▶ [Aim of the task]
Tally up the lines below containing the string "JSON", then write the number alone.

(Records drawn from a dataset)
<<<<

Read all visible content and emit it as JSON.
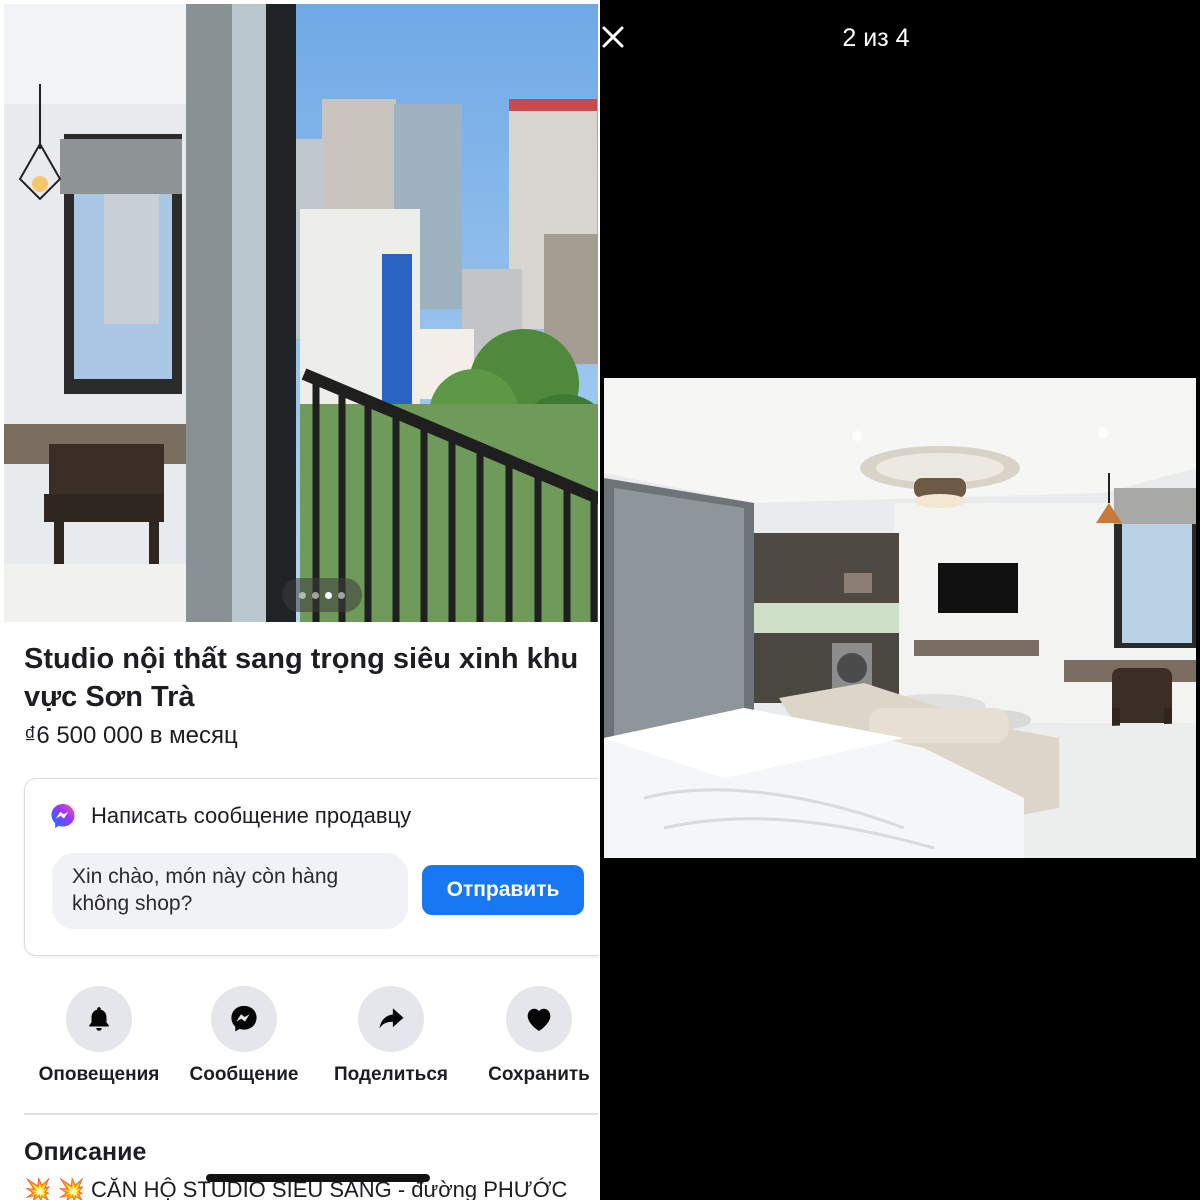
{
  "listing": {
    "title": "Studio nội thất sang trọng siêu xinh khu vực Sơn Trà",
    "price": "₫6 500 000 в месяц",
    "photo_indicator": {
      "count": 4,
      "active_index": 2
    }
  },
  "message_card": {
    "title": "Написать сообщение продавцу",
    "input_value": "Xin chào, món này còn hàng không shop?",
    "send_label": "Отправить"
  },
  "actions": [
    {
      "label": "Оповещения",
      "icon": "bell-icon"
    },
    {
      "label": "Сообщение",
      "icon": "messenger-icon"
    },
    {
      "label": "Поделиться",
      "icon": "share-icon"
    },
    {
      "label": "Сохранить",
      "icon": "heart-icon"
    }
  ],
  "description": {
    "heading": "Описание",
    "text": "💥 💥 CĂN HỘ STUDIO SIÊU SANG - đường PHƯỚC"
  },
  "viewer": {
    "counter": "2 из 4",
    "close_icon": "close-icon"
  },
  "colors": {
    "accent": "#1877f2",
    "icon_bg": "#e4e6eb",
    "viewer_bg": "#000000"
  }
}
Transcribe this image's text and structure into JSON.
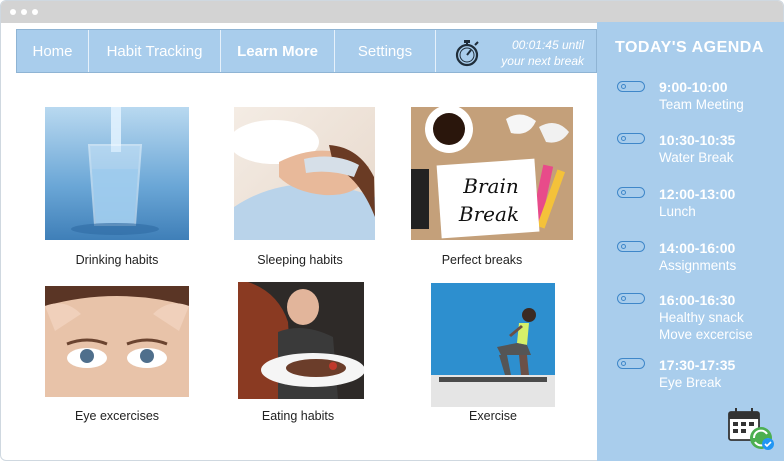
{
  "window": {
    "dots": 3
  },
  "nav": {
    "items": [
      "Home",
      "Habit Tracking",
      "Learn More",
      "Settings"
    ],
    "active": "Learn More",
    "timer_line1": "00:01:45 until",
    "timer_line2": "your next break"
  },
  "cards": [
    {
      "caption": "Drinking habits"
    },
    {
      "caption": "Sleeping habits"
    },
    {
      "caption": "Perfect breaks",
      "note_line1": "Brain",
      "note_line2": "Break"
    },
    {
      "caption": "Eye excercises"
    },
    {
      "caption": "Eating habits"
    },
    {
      "caption": "Exercise"
    }
  ],
  "agenda": {
    "title": "TODAY'S AGENDA",
    "items": [
      {
        "time": "9:00-10:00",
        "desc": "Team Meeting",
        "desc2": ""
      },
      {
        "time": "10:30-10:35",
        "desc": "Water Break",
        "desc2": ""
      },
      {
        "time": "12:00-13:00",
        "desc": "Lunch",
        "desc2": ""
      },
      {
        "time": "14:00-16:00",
        "desc": "Assignments",
        "desc2": ""
      },
      {
        "time": "16:00-16:30",
        "desc": "Healthy snack",
        "desc2": "Move excercise"
      },
      {
        "time": "17:30-17:35",
        "desc": "Eye Break",
        "desc2": ""
      }
    ]
  },
  "colors": {
    "accent": "#a9cdec",
    "toggle": "#3f87c9",
    "titlebar": "#d3d3d3"
  },
  "icons": [
    "stopwatch-icon",
    "calendar-sync-icon"
  ]
}
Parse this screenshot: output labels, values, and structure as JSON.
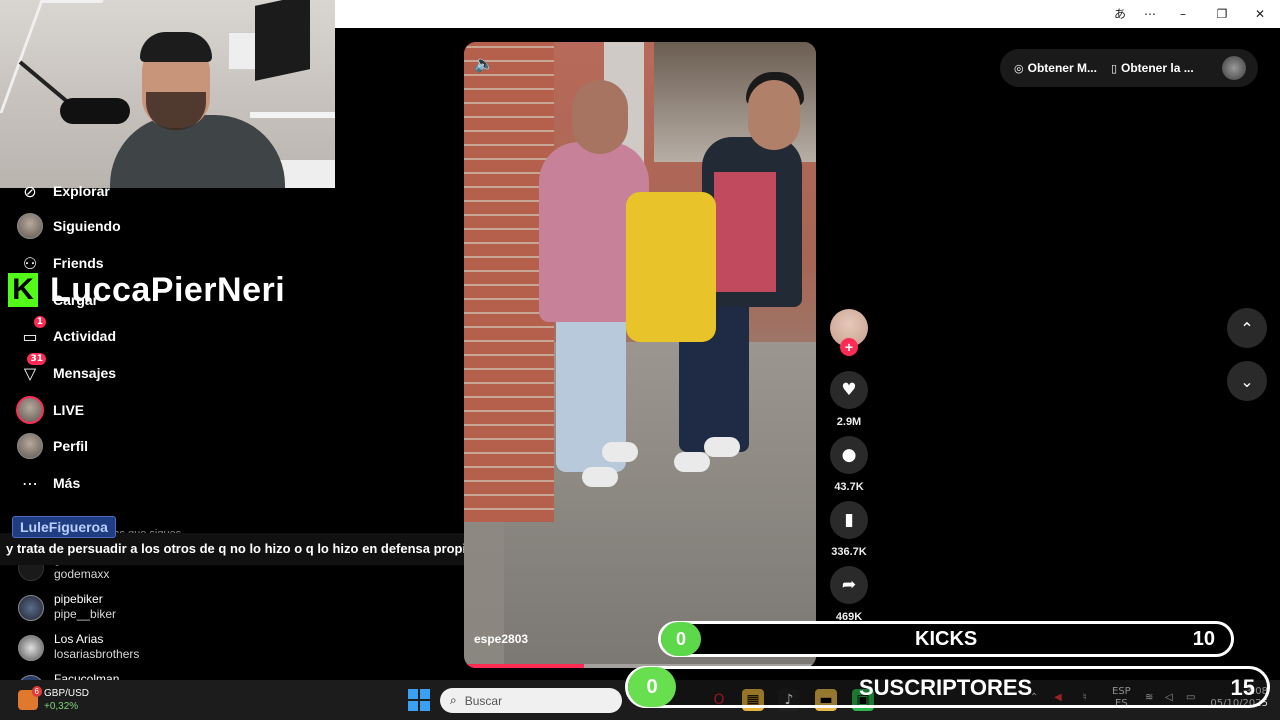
{
  "window": {
    "translate_icon": "translate-icon",
    "more_icon": "more-horizontal-icon",
    "minimize_icon": "minimize-icon",
    "restore_icon": "restore-icon",
    "close_icon": "close-icon"
  },
  "sidebar": {
    "items": [
      {
        "label": "Explorar",
        "icon": "compass-icon"
      },
      {
        "label": "Siguiendo",
        "icon": "following-avatar"
      },
      {
        "label": "Friends",
        "icon": "friends-icon"
      },
      {
        "label": "Cargar",
        "icon": "upload-icon"
      },
      {
        "label": "Actividad",
        "icon": "activity-icon",
        "badge": "1"
      },
      {
        "label": "Mensajes",
        "icon": "send-icon",
        "badge": "31"
      },
      {
        "label": "LIVE",
        "icon": "live-avatar"
      },
      {
        "label": "Perfil",
        "icon": "profile-avatar"
      },
      {
        "label": "Más",
        "icon": "more-icon"
      }
    ],
    "following_header": "Cuentas que sigues",
    "following": [
      {
        "display": "godemax",
        "handle": "godemaxx"
      },
      {
        "display": "pipebiker",
        "handle": "pipe__biker"
      },
      {
        "display": "Los Arias",
        "handle": "losariasbrothers"
      },
      {
        "display": "Facucolman",
        "handle": ""
      }
    ]
  },
  "overlay": {
    "brand_letter": "K",
    "streamer_name": "LuccaPierNeri",
    "chat_user": "LuleFigueroa",
    "chat_message": "y trata de persuadir a los otros de q no lo hizo o q lo hizo en defensa propia",
    "kicks_label": "KICKS",
    "kicks_current": "0",
    "kicks_goal": "10",
    "subs_label": "SUSCRIPTORES",
    "subs_current": "0",
    "subs_goal": "15"
  },
  "video": {
    "author": "espe2803",
    "progress": 0.34,
    "volume_icon": "volume-icon"
  },
  "actions": {
    "likes": "2.9M",
    "comments": "43.7K",
    "saves": "336.7K",
    "shares": "469K"
  },
  "top_pill": {
    "get_app_1": "Obtener M...",
    "get_app_2": "Obtener la ..."
  },
  "taskbar": {
    "widget_title": "GBP/USD",
    "widget_change": "+0,32%",
    "widget_badge": "6",
    "search_placeholder": "Buscar",
    "lang_1": "ESP",
    "lang_2": "ES",
    "time": "3:08",
    "date": "05/10/2025"
  },
  "colors": {
    "accent": "#fe2c55",
    "kick_green": "#53fc18",
    "goal_green": "#5dd84a"
  }
}
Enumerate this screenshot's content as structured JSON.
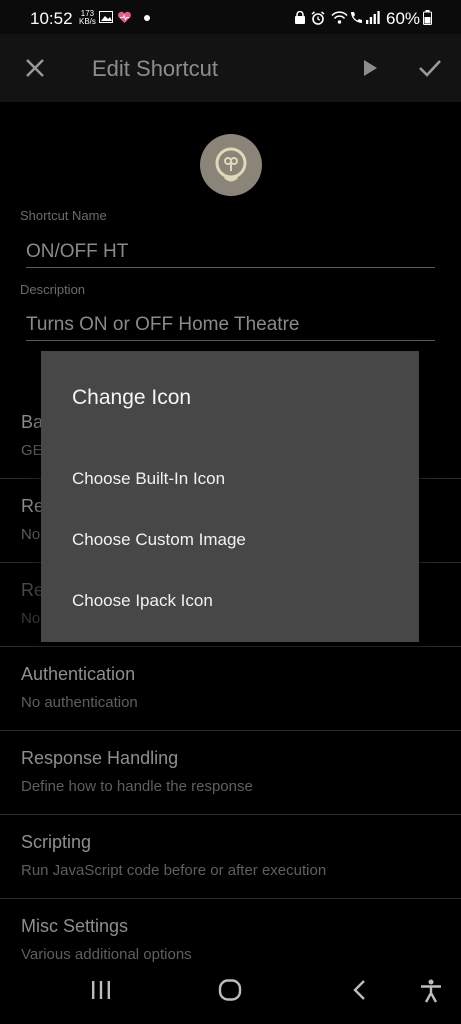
{
  "status_bar": {
    "time": "10:52",
    "net_speed_value": "173",
    "net_speed_unit": "KB/s",
    "battery": "60%"
  },
  "app_bar": {
    "title": "Edit Shortcut"
  },
  "form": {
    "name_label": "Shortcut Name",
    "name_value": "ON/OFF HT",
    "description_label": "Description",
    "description_value": "Turns ON or OFF Home Theatre"
  },
  "settings": [
    {
      "title": "Ba",
      "subtitle": "GE"
    },
    {
      "title": "Re",
      "subtitle": "No"
    },
    {
      "title": "Re",
      "subtitle": "No"
    },
    {
      "title": "Authentication",
      "subtitle": "No authentication"
    },
    {
      "title": "Response Handling",
      "subtitle": "Define how to handle the response"
    },
    {
      "title": "Scripting",
      "subtitle": "Run JavaScript code before or after execution"
    },
    {
      "title": "Misc Settings",
      "subtitle": "Various additional options"
    }
  ],
  "dialog": {
    "title": "Change Icon",
    "options": [
      "Choose Built-In Icon",
      "Choose Custom Image",
      "Choose Ipack Icon"
    ]
  },
  "colors": {
    "background": "#000000",
    "dialog": "#474747",
    "app_bar": "#131313"
  }
}
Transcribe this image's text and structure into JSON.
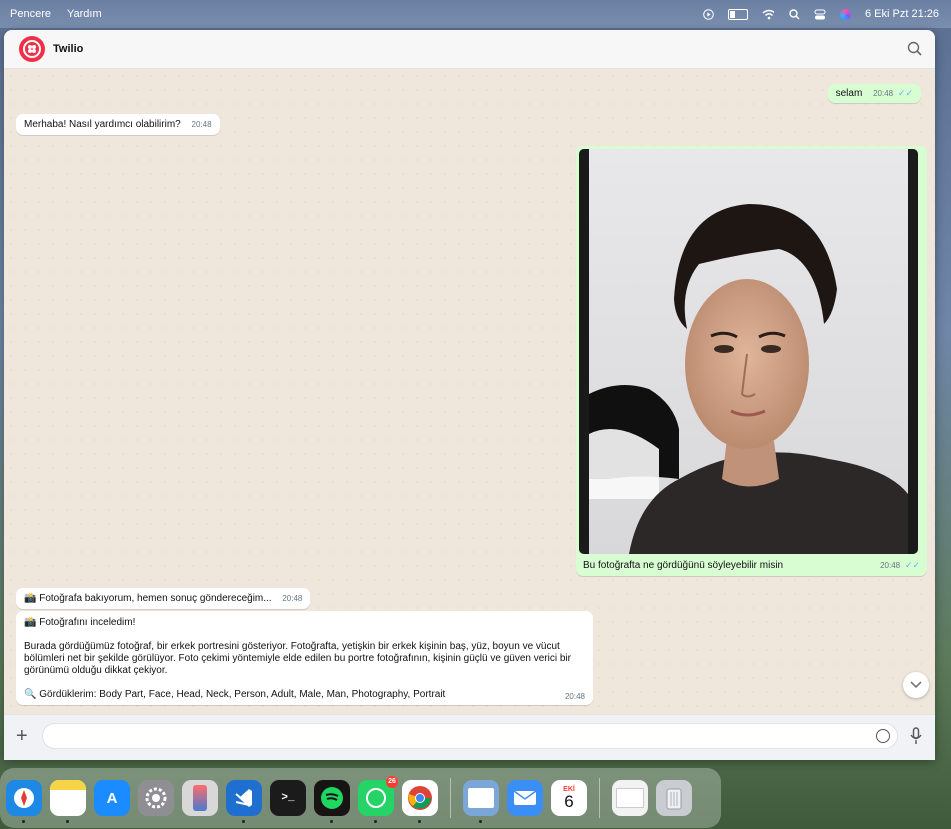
{
  "menubar": {
    "left_items": [
      "Pencere",
      "Yardım"
    ],
    "datetime": "6 Eki Pzt  21:26"
  },
  "chat": {
    "contact_name": "Twilio",
    "messages": [
      {
        "id": "m1",
        "direction": "out",
        "text": "selam",
        "time": "20:48",
        "ticks": "✓✓"
      },
      {
        "id": "m2",
        "direction": "in",
        "text": "Merhaba! Nasıl yardımcı olabilirim?",
        "time": "20:48"
      },
      {
        "id": "m3",
        "direction": "out",
        "type": "image",
        "caption": "Bu fotoğrafta ne gördüğünü söyleyebilir misin",
        "time": "20:48",
        "ticks": "✓✓"
      },
      {
        "id": "m4",
        "direction": "in",
        "text": "📸 Fotoğrafa bakıyorum, hemen sonuç göndereceğim...",
        "time": "20:48"
      },
      {
        "id": "m5",
        "direction": "in",
        "line1": "📸 Fotoğrafını inceledim!",
        "line2": "Burada gördüğümüz fotoğraf, bir erkek portresini gösteriyor. Fotoğrafta, yetişkin bir erkek kişinin baş, yüz, boyun ve vücut bölümleri net bir şekilde görülüyor. Foto çekimi yöntemiyle elde edilen bu portre fotoğrafının, kişinin güçlü ve güven verici bir görünümü olduğu dikkat çekiyor.",
        "line3": "🔍 Gördüklerim: Body Part, Face, Head, Neck, Person, Adult, Male, Man, Photography, Portrait",
        "time": "20:48"
      }
    ]
  },
  "composer": {
    "placeholder": ""
  },
  "dock": {
    "apps": [
      {
        "name": "Safari",
        "color": "#1e88e5"
      },
      {
        "name": "Notes",
        "color": "#f5d547"
      },
      {
        "name": "App Store",
        "color": "#1a8cff"
      },
      {
        "name": "System Settings",
        "color": "#8e8e93"
      },
      {
        "name": "iPhone Mirroring",
        "color": "#d8d8d8"
      },
      {
        "name": "Visual Studio Code",
        "color": "#1f6fd1"
      },
      {
        "name": "Terminal",
        "color": "#1b1b1b"
      },
      {
        "name": "Spotify",
        "color": "#191414"
      },
      {
        "name": "WhatsApp",
        "color": "#25d366",
        "badge": "26"
      },
      {
        "name": "Chrome",
        "color": "#ffffff"
      },
      {
        "name": "Preview",
        "color": "#7aa6d8"
      },
      {
        "name": "Mail",
        "color": "#3a8ef6"
      },
      {
        "name": "Calendar",
        "color": "#ffffff",
        "month": "EKİ",
        "day": "6"
      },
      {
        "name": "Document",
        "color": "#f2f2f2"
      },
      {
        "name": "Trash",
        "color": "#c9cdd1"
      }
    ]
  },
  "colors": {
    "accent": "#f22f46",
    "outgoing": "#d9fdd3",
    "incoming": "#ffffff",
    "chat_bg": "#efe7dc"
  }
}
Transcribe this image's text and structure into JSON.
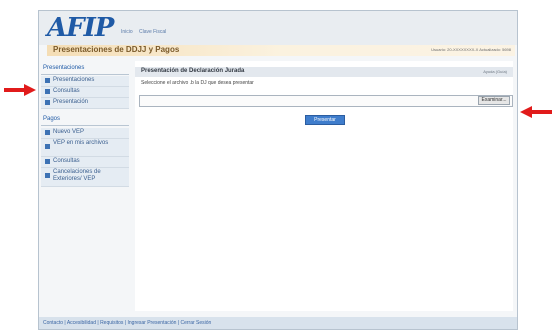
{
  "app": {
    "logo_text": "AFIP",
    "header_links": [
      "Inicio",
      "Clave Fiscal"
    ]
  },
  "banner": {
    "title": "Presentaciones de DDJJ y Pagos",
    "meta": "Usuario: 20-XXXXXXXX-X  Actualizado: 5698"
  },
  "sidebar": {
    "section_presentaciones": "Presentaciones",
    "presentaciones_items": [
      {
        "label": "Presentaciones"
      },
      {
        "label": "Consultas"
      },
      {
        "label": "Presentación"
      }
    ],
    "section_pagos": "Pagos",
    "pagos_items": [
      {
        "label": "Nuevo VEP"
      },
      {
        "label": "VEP en mis archivos"
      },
      {
        "label": "Consultas"
      },
      {
        "label": "Cancelaciones de Exteriores/ VEP"
      }
    ]
  },
  "content": {
    "title": "Presentación de Declaración Jurada",
    "aux": "Ayuda (Guía)",
    "instruction": "Seleccione el archivo .b la DJ que desea presentar",
    "file_input_value": "",
    "browse_label": "Examinar...",
    "submit_label": "Presentar"
  },
  "footer": {
    "text": "Contacto | Accesibilidad | Requisitos | Ingresar Presentación | Cerrar Sesión"
  },
  "colors": {
    "brand": "#1f5aa6",
    "arrow": "#e11b1b"
  }
}
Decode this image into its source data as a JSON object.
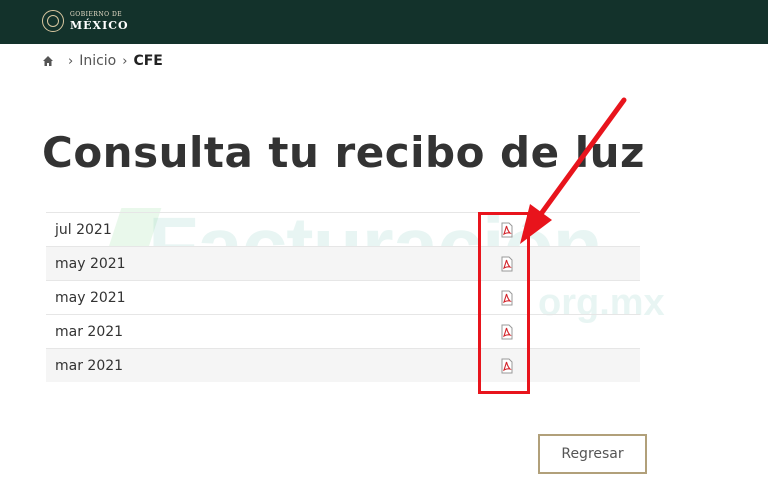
{
  "header": {
    "logo_small": "GOBIERNO DE",
    "logo_big": "MÉXICO",
    "background": "#13322b"
  },
  "breadcrumb": {
    "home_icon": "home-icon",
    "items": [
      "Inicio",
      "CFE"
    ]
  },
  "page": {
    "title": "Consulta tu recibo de luz"
  },
  "watermark": {
    "main": "Facturación",
    "sub": "org.mx"
  },
  "receipts": [
    {
      "date": "jul 2021",
      "icon": "pdf-icon"
    },
    {
      "date": "may 2021",
      "icon": "pdf-icon"
    },
    {
      "date": "may 2021",
      "icon": "pdf-icon"
    },
    {
      "date": "mar 2021",
      "icon": "pdf-icon"
    },
    {
      "date": "mar 2021",
      "icon": "pdf-icon"
    }
  ],
  "annotation": {
    "color": "#e8141c"
  },
  "back_button": {
    "label": "Regresar",
    "border_color": "#b1a07a"
  }
}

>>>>

▶ [Result below]
7